banker idiocy + suprastate egoism + pulverised Greece = health infrastructure damage + pandemic outbreak. 

The welfare and health budget cuts by the Indian government could set off a similar disaster there.

But that’s just the start. Biological out-of-control mutations scare market traders, punish quoted pharmcos, and produce bourse panic.

The pandemic’s spread also evokes gotta-getaway migration.

That in turn sends more votes the way of populists.

All of this happens in the context of a decade of monied lobbying to disable financial regulation and banking firm/bourse reform. So we wind up with the ultimate vicious circle equation:

banking failure + geopolitical aspirations + bought legislatures + weakened public health = pandemic panic + populist frustration + political panic + algorithmic market misinterpretation = drastic bourse corrections + banking failure

As the Buddhists say, everything is connected. There is no such thing as a policy without unintended consequences.

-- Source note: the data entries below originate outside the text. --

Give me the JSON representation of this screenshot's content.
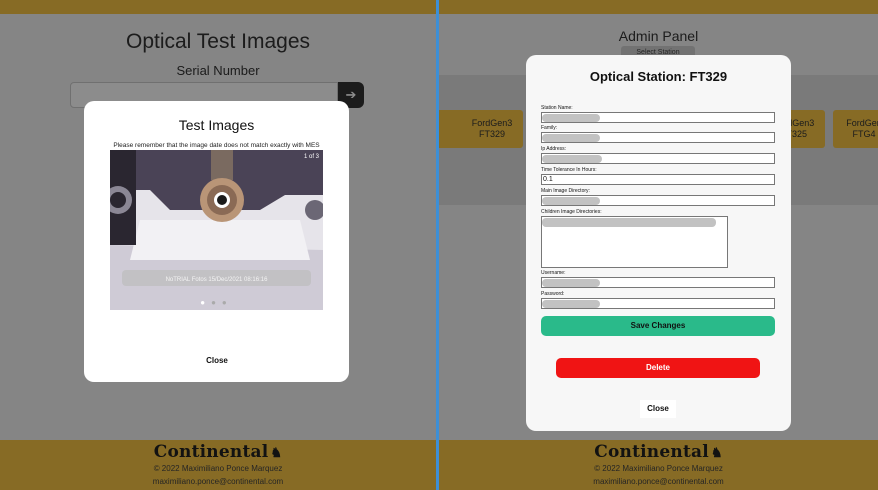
{
  "left": {
    "page_title": "Optical Test Images",
    "serial_label": "Serial Number",
    "serial_value": "",
    "modal": {
      "title": "Test Images",
      "note": "Please remember that the image date does not match exactly with MES",
      "counter": "1 of 3",
      "caption": "NoTRIAL Fotos 15/Dec/2021 08:16:16",
      "close_label": "Close"
    }
  },
  "right": {
    "admin_title": "Admin Panel",
    "admin_button": "Select Station",
    "stations": [
      {
        "line1": "",
        "line2": ""
      },
      {
        "line1": "FordGen3",
        "line2": "FT329"
      },
      {
        "line1": "FordGen3",
        "line2": "FT325"
      },
      {
        "line1": "FordGen",
        "line2": "FTG4"
      }
    ],
    "modal": {
      "title": "Optical Station: FT329",
      "fields": {
        "station_name": {
          "label": "Station Name:",
          "value": ""
        },
        "family": {
          "label": "Family:",
          "value": ""
        },
        "ip_address": {
          "label": "Ip Address:",
          "value": ""
        },
        "time_tolerance": {
          "label": "Time Tolerance In Hours:",
          "value": "0.1"
        },
        "main_dir": {
          "label": "Main Image Directory:",
          "value": ""
        },
        "children_dirs": {
          "label": "Children Image Directories:",
          "value": ""
        },
        "username": {
          "label": "Username:",
          "value": ""
        },
        "password": {
          "label": "Password:",
          "value": ""
        }
      },
      "save_label": "Save Changes",
      "delete_label": "Delete",
      "close_label": "Close"
    }
  },
  "footer": {
    "logo": "Continental",
    "copyright": "© 2022 Maximiliano Ponce Marquez",
    "email": "maximiliano.ponce@continental.com"
  },
  "colors": {
    "brand_yellow": "#f6c344",
    "save_green": "#2aba8a",
    "delete_red": "#f01414",
    "divider_blue": "#3d8fd6"
  }
}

The epidemiology of collapse

In the sort of jerry-built world constructed since the accession of Reagan and Thatcher, very little interactive Game Theory has been applied to look at the long-term effects of manic greed promoted on an industrial scale. Given the astonishing advance of computer capability and memory over that period, I find this almost as puzzling as it is disgraceful. ‘Modelling’ has been restricted almost entirely to commercial econometrics, weather and military outcomes, but nobody inside the 3% bubble has given any thought to the point at which popular patience will snap.

The sort of scenario I paint above is far from sci-fi….and not a ‘one-off’ freak. Rather, it is just one of a bewildering array of domino knock-ons made possible by a complex but above all globalist world outlook. It is all very well to shrug one’s shoulders about the San Andreas fault – it could move next week or in three hundred years, nobody can forecast – but we have more than enough anthropological data to measure the far more likely effects of, for example:

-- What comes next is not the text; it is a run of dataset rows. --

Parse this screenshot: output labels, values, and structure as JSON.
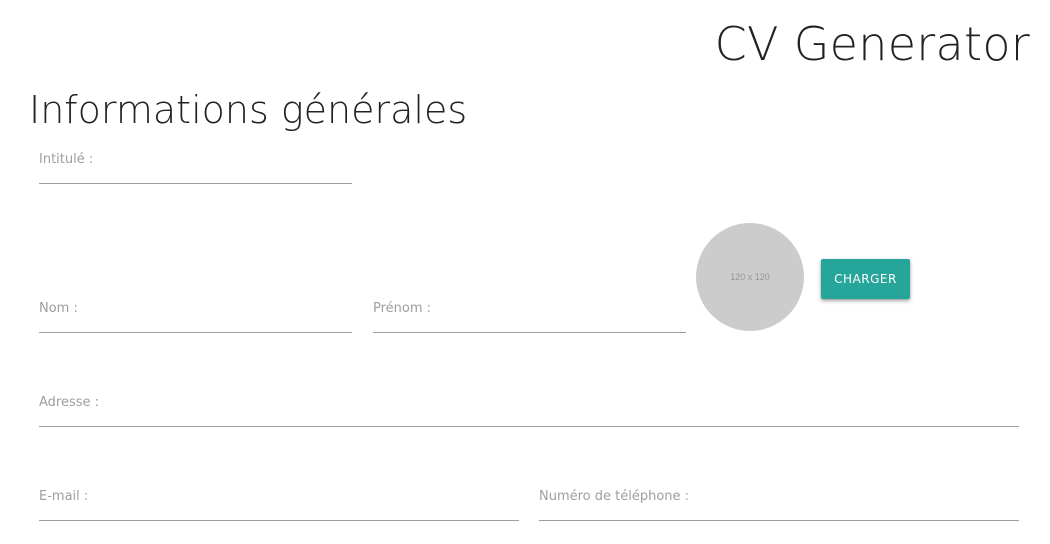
{
  "header": {
    "app_title": "CV Generator"
  },
  "section": {
    "title": "Informations générales"
  },
  "form": {
    "intitule": {
      "label": "Intitulé :",
      "value": ""
    },
    "nom": {
      "label": "Nom :",
      "value": ""
    },
    "prenom": {
      "label": "Prénom :",
      "value": ""
    },
    "adresse": {
      "label": "Adresse :",
      "value": ""
    },
    "email": {
      "label": "E-mail :",
      "value": ""
    },
    "telephone": {
      "label": "Numéro de téléphone :",
      "value": ""
    }
  },
  "photo": {
    "placeholder_text": "120 x 120",
    "upload_label": "CHARGER"
  },
  "colors": {
    "accent": "#26a69a",
    "avatar_bg": "#cccccc",
    "label": "#9e9e9e",
    "underline": "#9e9e9e"
  }
}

  • An eventual Italian banking collapse coinciding with harsher measures being taken against the Gilets Jaunes by Edouard Philippe in France
  • The effect on Sino-Japanese relations if Trump hardens his trading stance sufficiently to damage the Chinese economy, and Beijing responds with military adventurism in the Pacific
  • The reaction in the United Kingdom if a new Islamist atrocity is committed shortly after a City stock market correction…just as, in the warmer Spring weather, people traffickers focus more on Britain as an easy target…and Brussels decides to get nasty following a No Deal Brexit
  • Fiscal tightening continues at the Fed, and escapees from South American Dollar-denominated debt start to overwhelm authorities along the southern borders of the US.

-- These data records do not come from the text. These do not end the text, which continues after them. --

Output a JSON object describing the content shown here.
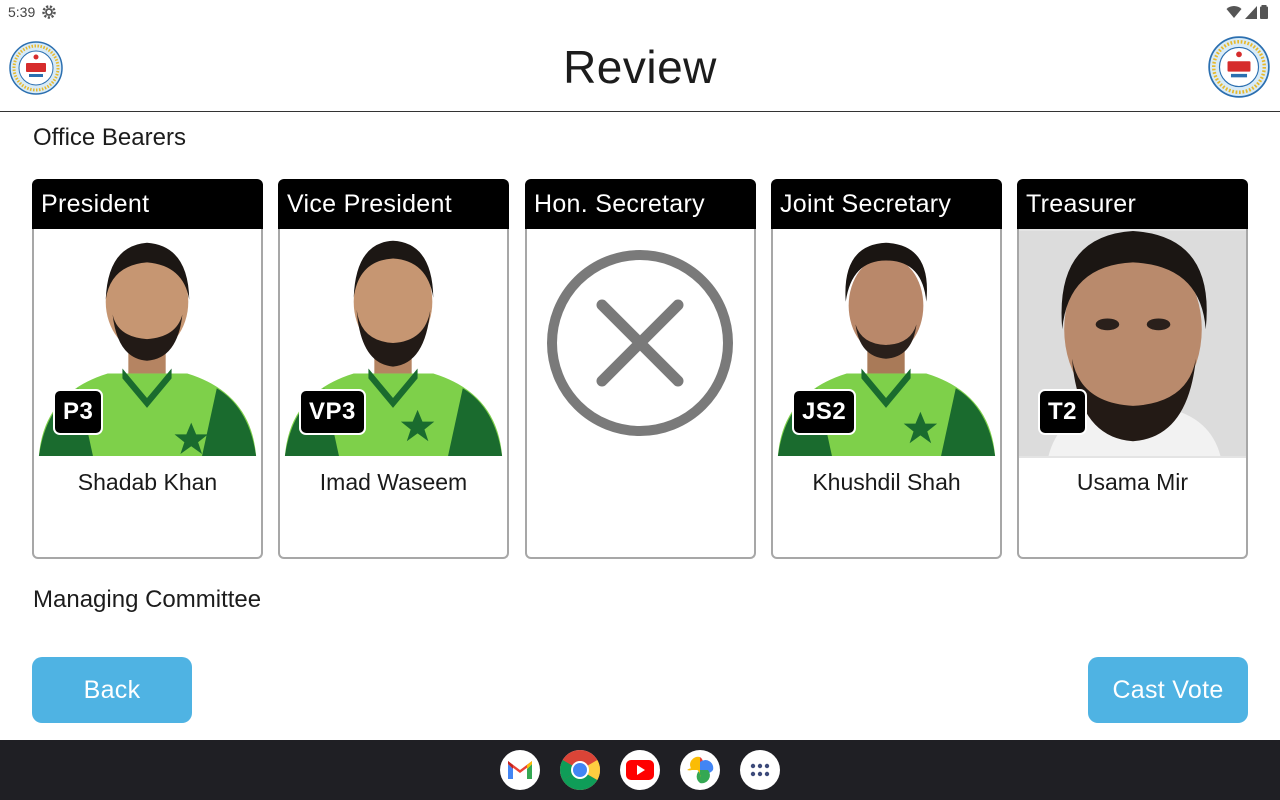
{
  "status_bar": {
    "time": "5:39"
  },
  "header": {
    "title": "Review"
  },
  "sections": {
    "office_bearers": "Office Bearers",
    "managing_committee": "Managing Committee"
  },
  "cards": [
    {
      "position": "President",
      "code": "P3",
      "name": "Shadab Khan"
    },
    {
      "position": "Vice President",
      "code": "VP3",
      "name": "Imad Waseem"
    },
    {
      "position": "Hon. Secretary",
      "code": "",
      "name": ""
    },
    {
      "position": "Joint Secretary",
      "code": "JS2",
      "name": "Khushdil Shah"
    },
    {
      "position": "Treasurer",
      "code": "T2",
      "name": "Usama Mir"
    }
  ],
  "buttons": {
    "back": "Back",
    "cast_vote": "Cast Vote"
  },
  "dock": [
    "gmail-icon",
    "chrome-icon",
    "youtube-icon",
    "photos-icon",
    "app-drawer-icon"
  ],
  "colors": {
    "accent": "#4fb3e3",
    "header_bar": "#000000",
    "jersey_green": "#7ed04a"
  }
}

In all honesty, you don’t need to rely on my cerebral connections – this is a game anyone can play. But it isn’t the fantasy from which escapist contemporary games are given life.

Simply do this: take all the major Ministerial portfolios in your own country – the vast majority of Slog readers are based in the UK, Canada, Australia, Greece, France, Germany, the US and Spain, so there’s plenty of commonality – and create a square with eight departments across and eight down.

Focus first of all on those areas on each axis where demands have grown, but budgets have either shrunk or stagnated in real term: pensions, poverty, defence, health, farming, conservation, fishing, overseas aid and so forth.

It doesn’t take long to scare yourself half to death.

Conclusion: the victory of process over insight

Genuine social advance, real capitalist entrepreneuralism, smart egalitarianism, enlightened approaches to ownership, preparation for the rainy days, deciding that the herd is wrong…..all those things require creativity, foresight and – perhaps above all – eclectic ways of viewing the future.

We are a species desperately in need of a Renaissance. We exist in systemic societies urgently in need of introspection.

The collectivist, illiberal end of socialism lives in a past that always produces the lazy 3% in the Zil lane. The neoliberal State with a neoconservative foreign policy enriches only the blinkered 3% in the fast lane.

It is going to take a generation (at least) of youth reared on questioning, doubting and altogether open-minded, constructive education to demolish a generation of cataract thinking.

Bon courage.